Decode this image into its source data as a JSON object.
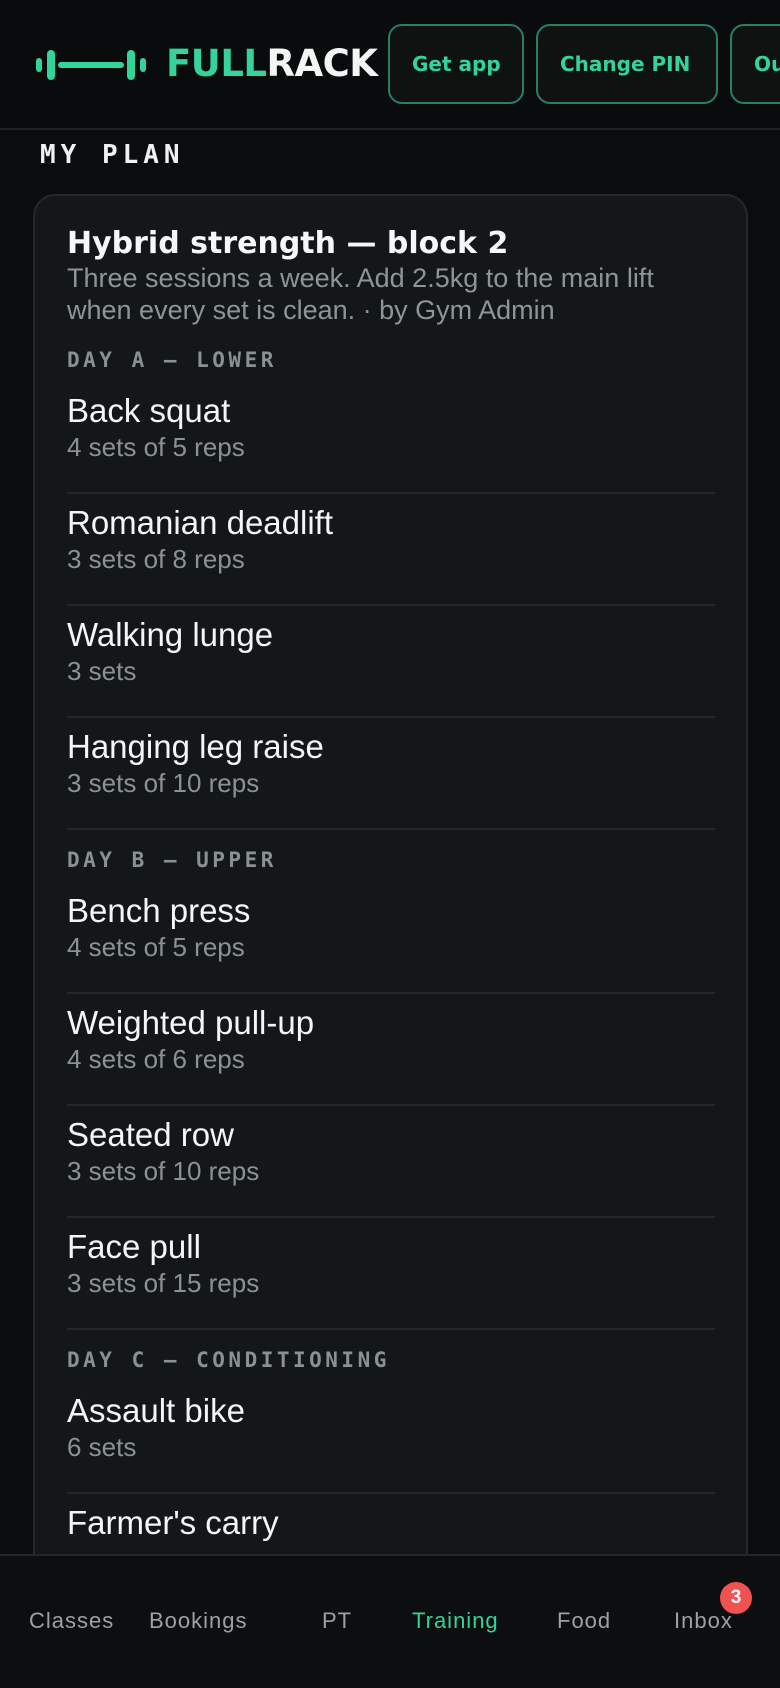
{
  "header": {
    "brand_part1": "FULL",
    "brand_part2": "RACK",
    "get_app": "Get app",
    "change_pin": "Change PIN",
    "out_truncated": "Ou"
  },
  "section_title": "MY PLAN",
  "plan": {
    "title": "Hybrid strength — block 2",
    "description": "Three sessions a week. Add 2.5kg to the main lift when every set is clean. · by Gym Admin",
    "days": [
      {
        "label": "DAY A — LOWER",
        "exercises": [
          {
            "name": "Back squat",
            "detail": "4 sets of 5 reps"
          },
          {
            "name": "Romanian deadlift",
            "detail": "3 sets of 8 reps"
          },
          {
            "name": "Walking lunge",
            "detail": "3 sets"
          },
          {
            "name": "Hanging leg raise",
            "detail": "3 sets of 10 reps"
          }
        ]
      },
      {
        "label": "DAY B — UPPER",
        "exercises": [
          {
            "name": "Bench press",
            "detail": "4 sets of 5 reps"
          },
          {
            "name": "Weighted pull-up",
            "detail": "4 sets of 6 reps"
          },
          {
            "name": "Seated row",
            "detail": "3 sets of 10 reps"
          },
          {
            "name": "Face pull",
            "detail": "3 sets of 15 reps"
          }
        ]
      },
      {
        "label": "DAY C — CONDITIONING",
        "exercises": [
          {
            "name": "Assault bike",
            "detail": "6 sets"
          },
          {
            "name": "Farmer's carry",
            "detail": ""
          }
        ]
      }
    ]
  },
  "nav": {
    "items": [
      "Classes",
      "Bookings",
      "PT",
      "Training",
      "Food",
      "Inbox"
    ],
    "active": "Training",
    "inbox_badge": "3"
  },
  "colors": {
    "accent": "#34d399",
    "background": "#0b0c0d",
    "card": "#141719",
    "badge": "#f05252"
  },
  "icons": {
    "logo": "barbell-icon"
  }
}
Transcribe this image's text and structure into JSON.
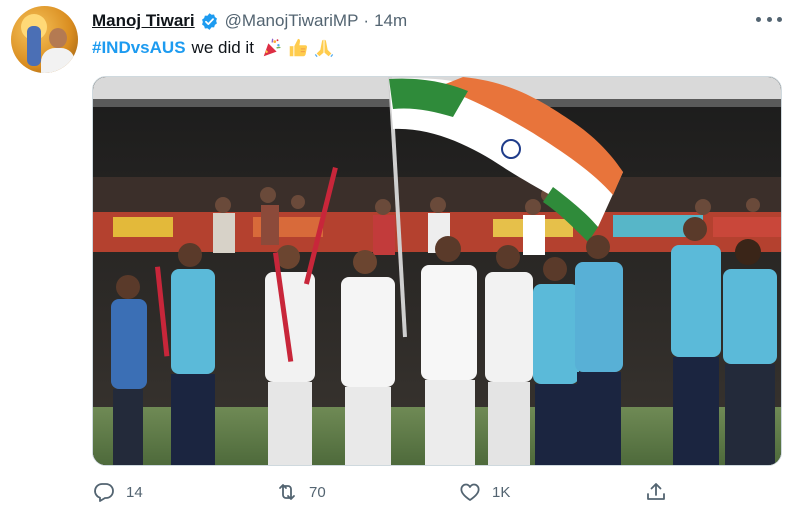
{
  "author": {
    "name": "Manoj Tiwari",
    "handle": "@ManojTiwariMP",
    "separator": "·",
    "time": "14m",
    "verified": true
  },
  "tweet": {
    "hashtag": "#INDvsAUS",
    "text": "we did it",
    "emojis": [
      "party-popper",
      "thumbs-up",
      "folded-hands"
    ]
  },
  "actions": {
    "replies": "14",
    "retweets": "70",
    "likes": "1K"
  },
  "colors": {
    "accent": "#1d9bf0",
    "secondary_text": "#536471",
    "primary_text": "#0f1419"
  }
}
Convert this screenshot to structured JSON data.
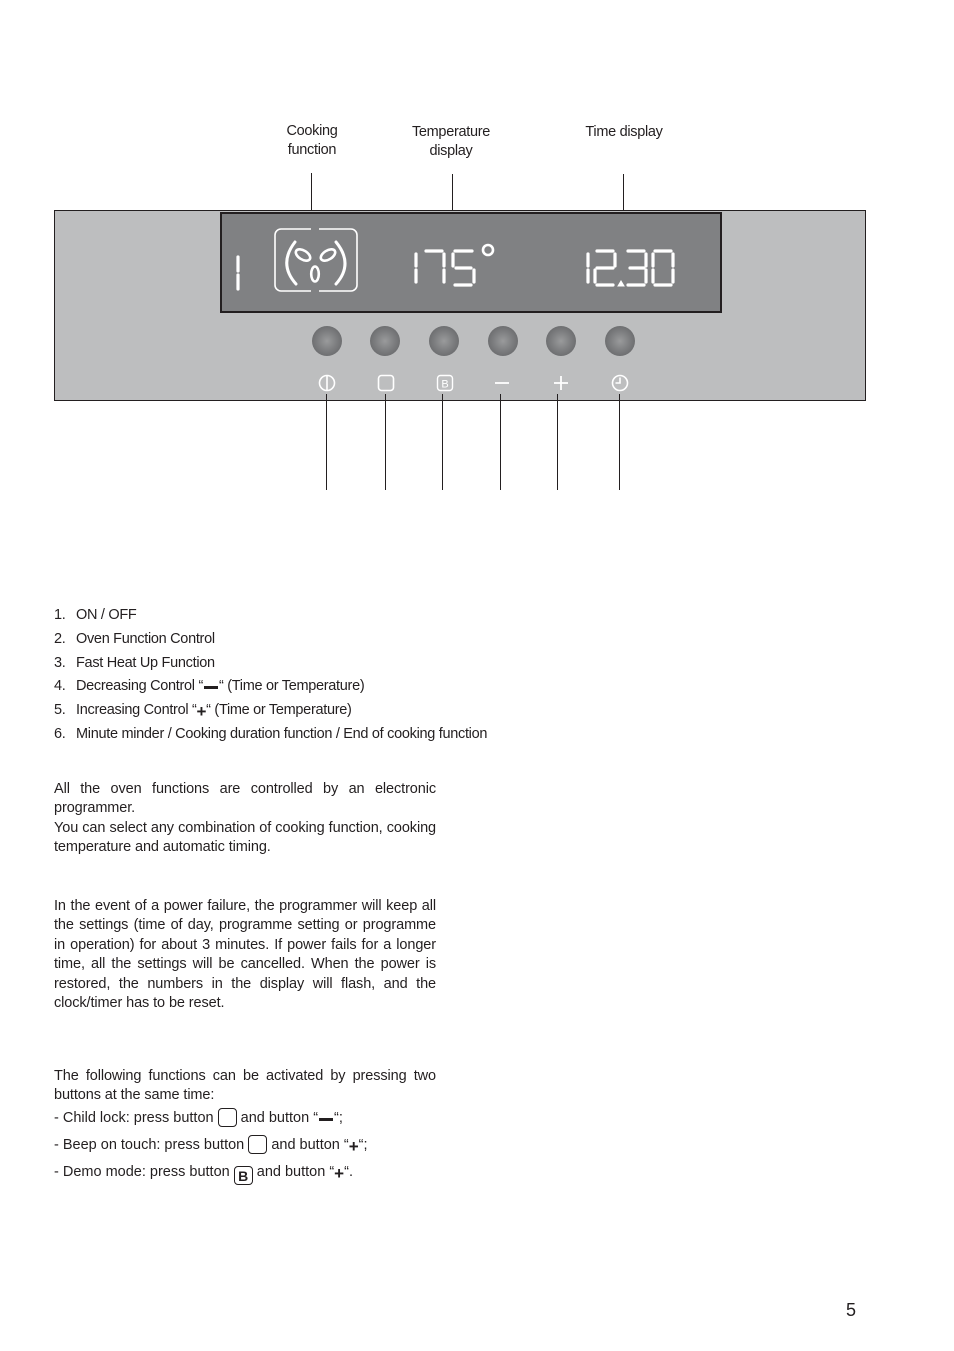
{
  "diagram": {
    "callouts": {
      "cooking_function": [
        "Cooking",
        "function"
      ],
      "temperature_display": [
        "Temperature",
        "display"
      ],
      "time_display": "Time display"
    },
    "lcd": {
      "program_number": "1",
      "temperature": "175°",
      "time": "12.30",
      "cooking_function_icon": "fan-icon"
    },
    "buttons": [
      {
        "id": 1,
        "icon": "power-icon"
      },
      {
        "id": 2,
        "icon": "square-icon"
      },
      {
        "id": 3,
        "icon": "b-icon",
        "glyph": "B"
      },
      {
        "id": 4,
        "icon": "minus-icon"
      },
      {
        "id": 5,
        "icon": "plus-icon"
      },
      {
        "id": 6,
        "icon": "clock-icon"
      }
    ]
  },
  "legend": [
    {
      "num": "1.",
      "text": "ON / OFF"
    },
    {
      "num": "2.",
      "text": "Oven Function Control"
    },
    {
      "num": "3.",
      "text": "Fast Heat Up Function"
    },
    {
      "num": "4.",
      "pre": "Decreasing Control “",
      "post": "“ (Time or Temperature)",
      "symbol": "minus"
    },
    {
      "num": "5.",
      "pre": "Increasing Control “",
      "post": "“ (Time or Temperature)",
      "symbol": "plus"
    },
    {
      "num": "6.",
      "text": "Minute minder / Cooking duration function / End of cooking function"
    }
  ],
  "paragraphs": {
    "intro_1": "All the oven functions are controlled by an electronic programmer.",
    "intro_2": "You can select any combination of cooking function, cooking temperature and automatic timing.",
    "power_failure": "In the event of a power failure, the programmer will keep all the settings (time of day, programme setting or programme in operation) for about 3 minutes. If power fails for a longer time, all the settings will be cancelled. When the power is restored, the numbers in the display will flash, and the clock/timer has to be reset.",
    "combos_intro": "The following functions can be activated by pressing two buttons at the same time:"
  },
  "combos": [
    {
      "label": "- Child lock: press button",
      "mid": "and button “",
      "end": "“;",
      "key": "",
      "symbol": "minus"
    },
    {
      "label": "- Beep on touch: press button",
      "mid": "and button “",
      "end": "“;",
      "key": "",
      "symbol": "plus"
    },
    {
      "label": "- Demo mode: press button",
      "mid": "and button “",
      "end": "“.",
      "key": "B",
      "symbol": "plus"
    }
  ],
  "symbols": {
    "plus": "+"
  },
  "page_number": "5"
}
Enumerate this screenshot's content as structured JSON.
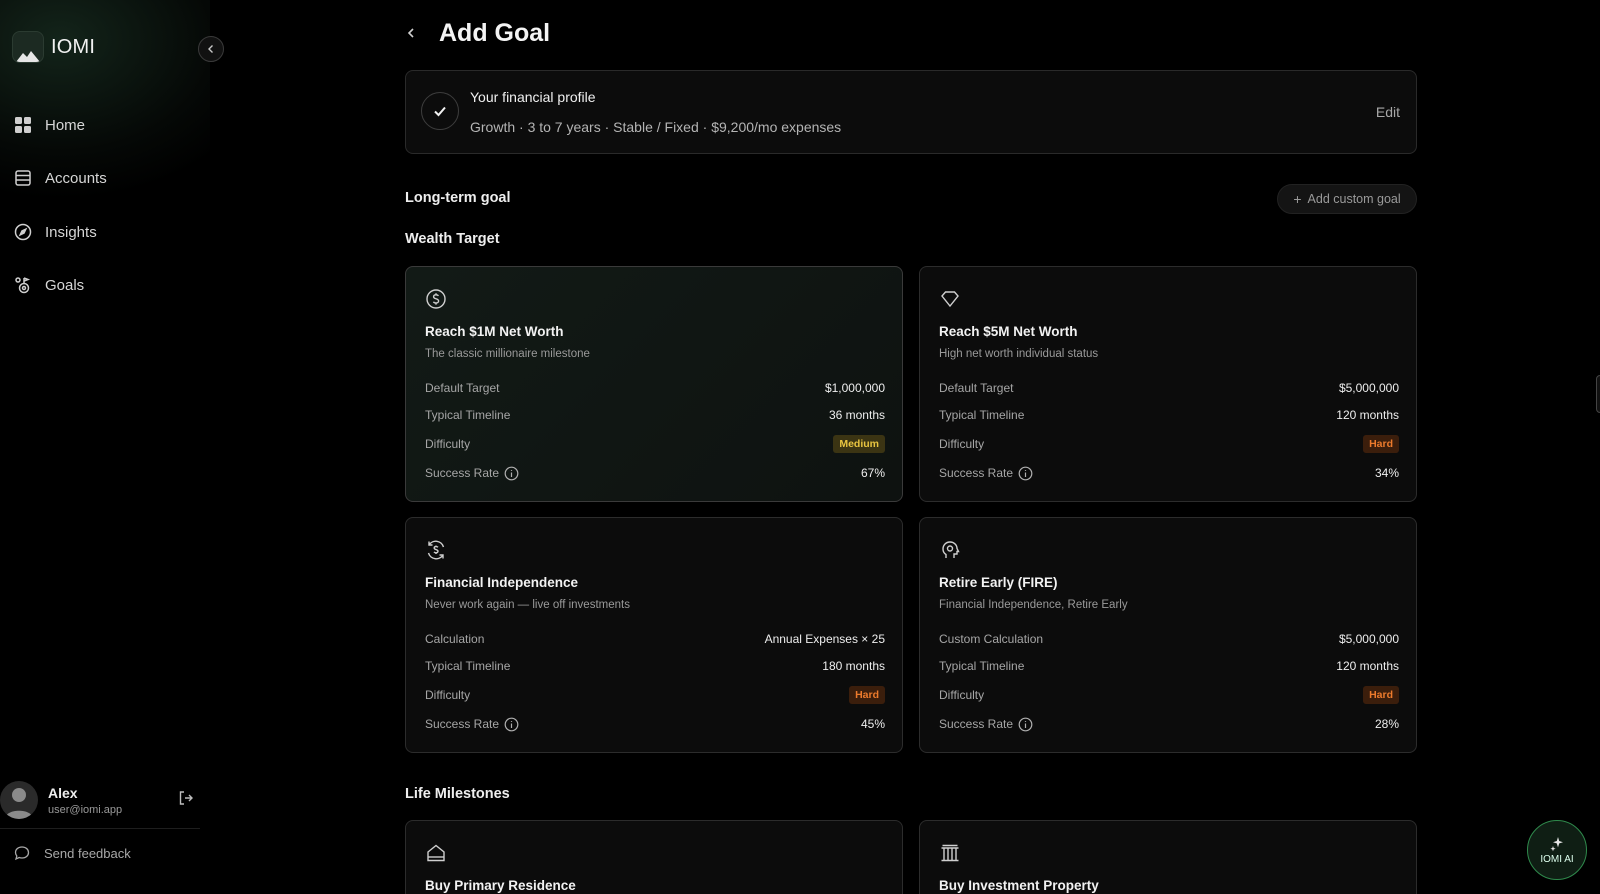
{
  "app": {
    "name": "IOMI"
  },
  "sidebar": {
    "items": [
      {
        "label": "Home",
        "icon": "grid-icon"
      },
      {
        "label": "Accounts",
        "icon": "list-icon"
      },
      {
        "label": "Insights",
        "icon": "compass-icon"
      },
      {
        "label": "Goals",
        "icon": "goals-icon"
      }
    ],
    "user": {
      "name": "Alex",
      "email": "user@iomi.app"
    },
    "feedback_label": "Send feedback"
  },
  "header": {
    "title": "Add Goal"
  },
  "profile": {
    "title": "Your financial profile",
    "summary": "Growth · 3 to 7 years · Stable / Fixed · $9,200/mo expenses",
    "edit_label": "Edit"
  },
  "sections": {
    "long_term": "Long-term goal",
    "add_custom": "Add custom goal",
    "wealth_target": "Wealth Target",
    "life_milestones": "Life Milestones"
  },
  "cards": [
    {
      "title": "Reach $1M Net Worth",
      "desc": "The classic millionaire milestone",
      "rows": [
        {
          "k": "Default Target",
          "v": "$1,000,000"
        },
        {
          "k": "Typical Timeline",
          "v": "36 months"
        },
        {
          "k": "Difficulty",
          "v": "Medium"
        },
        {
          "k": "Success Rate",
          "v": "67%"
        }
      ]
    },
    {
      "title": "Reach $5M Net Worth",
      "desc": "High net worth individual status",
      "rows": [
        {
          "k": "Default Target",
          "v": "$5,000,000"
        },
        {
          "k": "Typical Timeline",
          "v": "120 months"
        },
        {
          "k": "Difficulty",
          "v": "Hard"
        },
        {
          "k": "Success Rate",
          "v": "34%"
        }
      ]
    },
    {
      "title": "Financial Independence",
      "desc": "Never work again — live off investments",
      "rows": [
        {
          "k": "Calculation",
          "v": "Annual Expenses × 25"
        },
        {
          "k": "Typical Timeline",
          "v": "180 months"
        },
        {
          "k": "Difficulty",
          "v": "Hard"
        },
        {
          "k": "Success Rate",
          "v": "45%"
        }
      ]
    },
    {
      "title": "Retire Early (FIRE)",
      "desc": "Financial Independence, Retire Early",
      "rows": [
        {
          "k": "Custom Calculation",
          "v": "$5,000,000"
        },
        {
          "k": "Typical Timeline",
          "v": "120 months"
        },
        {
          "k": "Difficulty",
          "v": "Hard"
        },
        {
          "k": "Success Rate",
          "v": "28%"
        }
      ]
    },
    {
      "title": "Buy Primary Residence"
    },
    {
      "title": "Buy Investment Property"
    }
  ],
  "ai_button": {
    "label": "IOMI AI"
  },
  "colors": {
    "accent": "#2f8a4c",
    "medium": "#e8c440",
    "hard": "#ec7a2c"
  }
}
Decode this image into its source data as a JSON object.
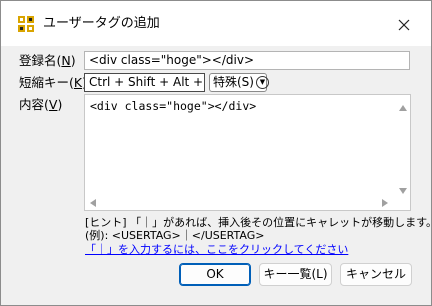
{
  "window": {
    "title": "ユーザータグの追加",
    "close_icon": "close-icon",
    "app_icon": "app-icon"
  },
  "form": {
    "name_label_prefix": "登録名(",
    "name_label_key": "N",
    "name_label_suffix": ")",
    "name_value": "<div class=\"hoge\"></div>",
    "shortcut_label_prefix": "短縮キー(",
    "shortcut_label_key": "K",
    "shortcut_label_suffix": ")",
    "shortcut_value": "Ctrl + Shift + Alt + H",
    "special_combo": "特殊(S)",
    "content_label_prefix": "内容(",
    "content_label_key": "V",
    "content_label_suffix": ")",
    "content_value": "<div class=\"hoge\"></div>"
  },
  "hint": {
    "line1": "[ヒント] 「｜」があれば、挿入後その位置にキャレットが移動します。",
    "line2": "(例): <USERTAG>｜</USERTAG>",
    "link": "「｜」を入力するには、ここをクリックしてください"
  },
  "buttons": {
    "ok": "OK",
    "key_list": "キー一覧(L)",
    "cancel": "キャンセル"
  },
  "colors": {
    "link": "#0000ff",
    "default_button_border": "#005fb8",
    "dialog_bg": "#f0f0f0"
  }
}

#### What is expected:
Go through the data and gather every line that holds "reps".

#### Result:
            "detail": "4 sets of 5 reps"
            "detail": "3 sets of 8 reps"
            "detail": "3 sets of 10 reps"
            "detail": "4 sets of 5 reps"
            "detail": "4 sets of 6 reps"
            "detail": "3 sets of 10 reps"
            "detail": "3 sets of 15 reps"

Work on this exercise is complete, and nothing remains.